Context: In some adult patients with chronic intractable diarrhea, the diagnosis remains elusive even after detailed evaluations, and colonic or duodenal biopsy specimens may appear unremarkable on routine hematoxylin-eosin staining.
Objectives: To assess the concentration of mast cells in colonic or duodenal biopsy specimens by immunohistochemical analysis for mast cell tryptase from patients with chronic intractable diarrhea and to evaluate their response to drugs affecting mast cell function.
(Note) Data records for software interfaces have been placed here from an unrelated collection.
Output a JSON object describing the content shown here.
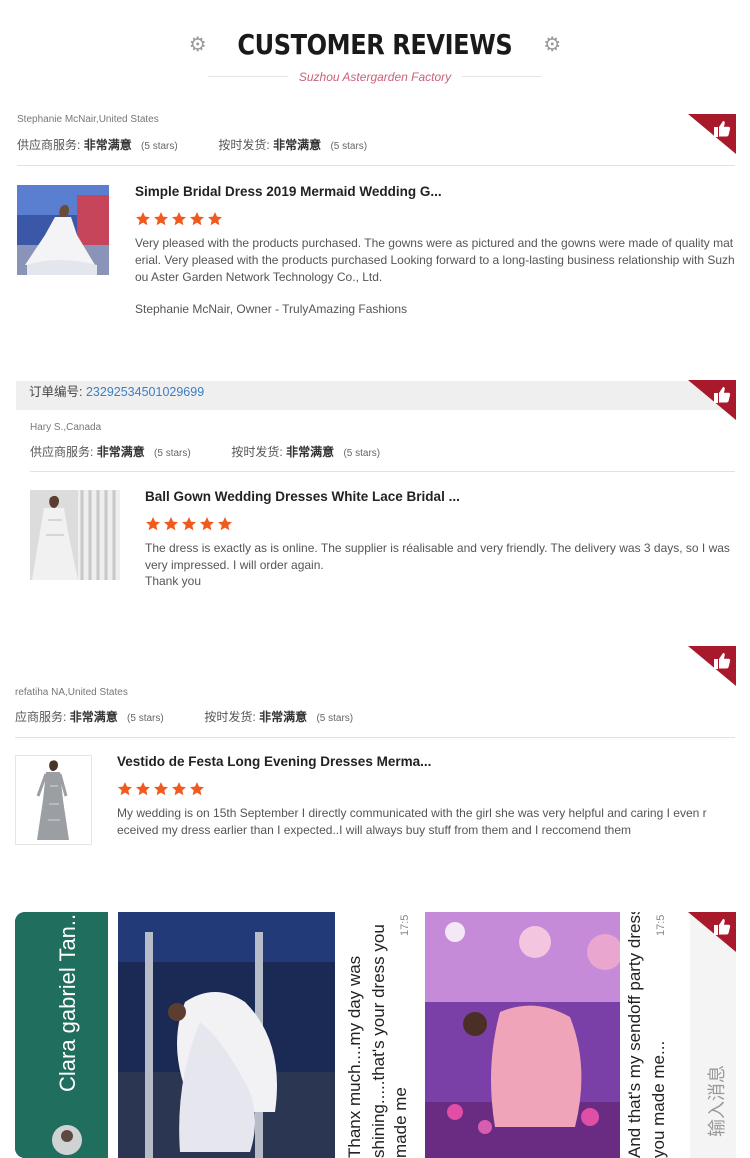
{
  "header": {
    "title": "CUSTOMER REVIEWS",
    "subtitle": "Suzhou Astergarden Factory"
  },
  "reviews": [
    {
      "reviewer": "Stephanie McNair,United States",
      "service_label": "供应商服务:",
      "service_value": "非常满意",
      "service_stars": "(5 stars)",
      "shipping_label": "按时发货:",
      "shipping_value": "非常满意",
      "shipping_stars": "(5 stars)",
      "product_title": "Simple Bridal Dress 2019 Mermaid Wedding G...",
      "rating": 5,
      "text": "Very pleased with the products purchased. The gowns were as pictured and the gowns were made of quality material.  Very pleased with the products purchased Looking forward to a long-lasting business relationship with Suzhou Aster Garden Network Technology Co., Ltd.",
      "signature": "Stephanie McNair, Owner - TrulyAmazing Fashions"
    },
    {
      "order_label": "订单编号:",
      "order_number": "23292534501029699",
      "reviewer": "Hary S.,Canada",
      "service_label": "供应商服务:",
      "service_value": "非常满意",
      "service_stars": "(5 stars)",
      "shipping_label": "按时发货:",
      "shipping_value": "非常满意",
      "shipping_stars": "(5 stars)",
      "product_title": "Ball Gown Wedding Dresses White Lace Bridal ...",
      "rating": 5,
      "text": "The dress is exactly as is online. The supplier is réalisable and very friendly. The delivery was 3 days, so I was very impressed. I will order again.",
      "text2": "Thank you"
    },
    {
      "reviewer": "refatiha NA,United States",
      "service_label": "应商服务:",
      "service_value": "非常满意",
      "service_stars": "(5 stars)",
      "shipping_label": "按时发货:",
      "shipping_value": "非常满意",
      "shipping_stars": "(5 stars)",
      "product_title": "Vestido de Festa Long Evening Dresses Merma...",
      "rating": 5,
      "text": "My wedding is on 15th September I directly communicated with the girl she was very helpful and caring I even received my dress earlier than I expected..I will always buy stuff from them and I reccomend them"
    }
  ],
  "chat_collage": {
    "contact_name": "Clara gabriel Tan...",
    "message1_line1": "Thanx much....my day was",
    "message1_line2": "shining.....that's your dress you",
    "message1_line3": "made me",
    "message2_line1": "And that's my sendoff party dress",
    "message2_line2": "you  made me...",
    "time": "17:5",
    "input_placeholder": "输入消息"
  },
  "colors": {
    "badge": "#a8192b",
    "star": "#f15a1e",
    "order_number": "#3d7ec5",
    "subtitle": "#c7627a"
  }
}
Design: Mast cells per high-power field were assessed in biopsy specimens from 47 patients with chronic intractable diarrhea, from 50 control subjects, and from 63 patients with other specific diseases that cause chronic diarrhea (inflammatory bowel disease, celiac disease, collagenous colitis, and lymphocytic colitis). Patients with chronic intractable diarrhea who had more than 20 mast cells per high-power field were administered drugs affecting mast cell mediator function and release.
Results: The mean +/- SD concentration of mast cells in the 50 control subjects was 13.3 +/- 3.5 cells per high-power field; hence, patients with more than 20 mast cells per high-power field were considered to have increased mast cells. Thirty-three (70%) of 47 patients with chronic intractable diarrhea had increased mast cells, and symptoms were controlled by drug therapy in 22 (67%) of the 33 patients. No patient had systemic or cutaneous mastocytosis. No increase in mast cells was seen in patients with other common causes of chronic diarrhea.
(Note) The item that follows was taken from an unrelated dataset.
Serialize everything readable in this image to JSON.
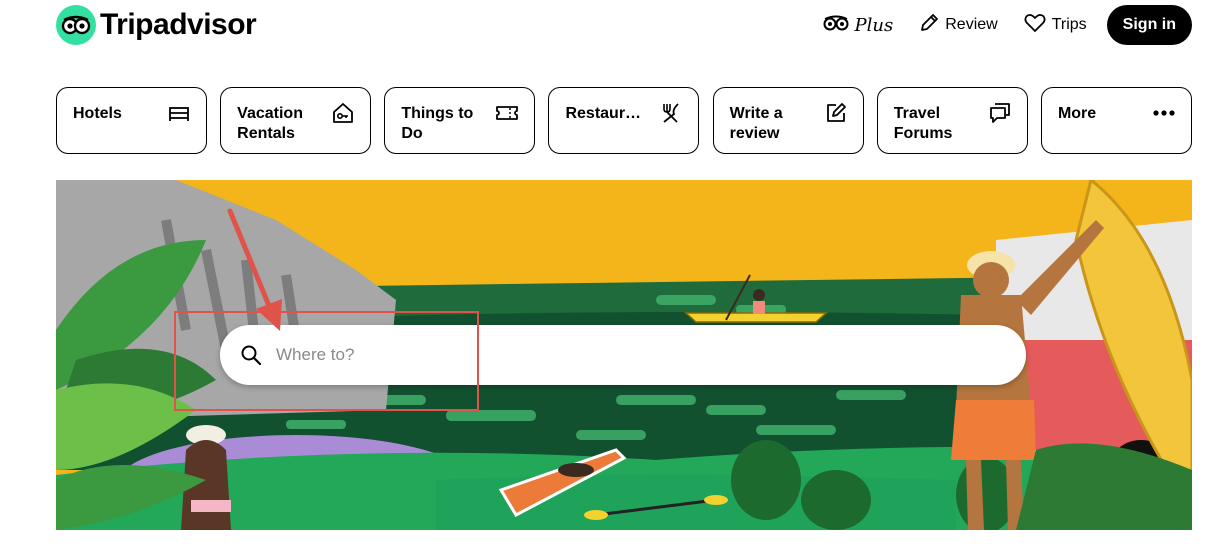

Conclusions: In chronic intractable diarrhea, colonic or duodenal biopsy specimens may appear unremarkable on routine hematoxylin-eosin staining, but increased mast cells may be demonstrated by immunohistochemistry for mast cell tryptase, with the novel term mastocytic enterocolitis describing this condition. Similar increases in mast cells are not apparent in control populations or in patients with other specific diseases that cause chronic diarrhea. The cause of the increased mast cells remains to be elucidated.